◆ WORK TO BE COMPLETED
Give the number of lines in the data that hold the word "para", and nothing else.

Element data from apps and pages:
━━━

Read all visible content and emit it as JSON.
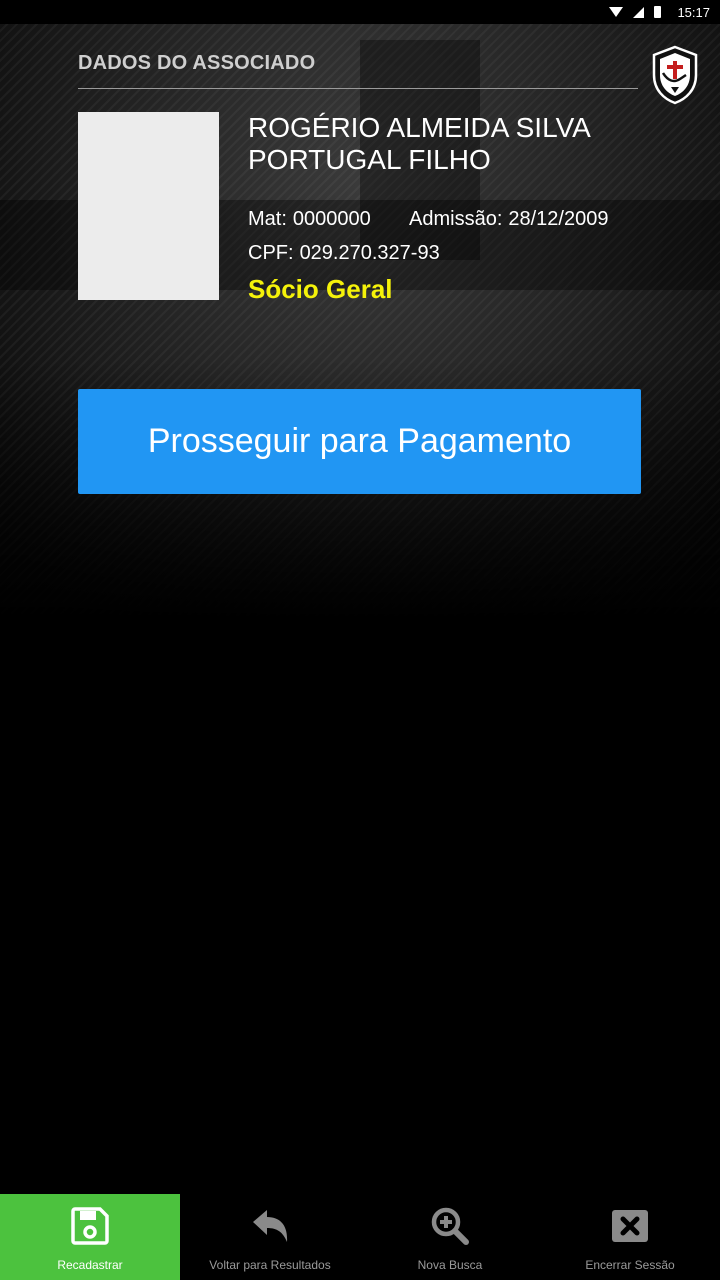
{
  "status_bar": {
    "time": "15:17",
    "icons": [
      "wifi-icon",
      "signal-icon",
      "battery-icon"
    ]
  },
  "header": {
    "title": "DADOS DO ASSOCIADO",
    "logo": "club-crest-logo"
  },
  "member": {
    "name": "ROGÉRIO ALMEIDA SILVA PORTUGAL FILHO",
    "mat_label": "Mat:",
    "mat_value": "0000000",
    "admissao_label": "Admissão:",
    "admissao_value": "28/12/2009",
    "cpf_label": "CPF:",
    "cpf_value": "029.270.327-93",
    "category": "Sócio Geral"
  },
  "actions": {
    "pay_label": "Prosseguir para Pagamento"
  },
  "bottom_nav": {
    "items": [
      {
        "label": "Recadastrar",
        "icon": "save-icon",
        "active": true
      },
      {
        "label": "Voltar para Resultados",
        "icon": "reply-icon",
        "active": false
      },
      {
        "label": "Nova Busca",
        "icon": "zoom-in-icon",
        "active": false
      },
      {
        "label": "Encerrar Sessão",
        "icon": "close-square-icon",
        "active": false
      }
    ]
  },
  "colors": {
    "accent_blue": "#2196f3",
    "active_green": "#4cc23e",
    "category_yellow": "#f5f20a",
    "background": "#000000"
  }
}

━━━

◆ YOUR RESPONSE
2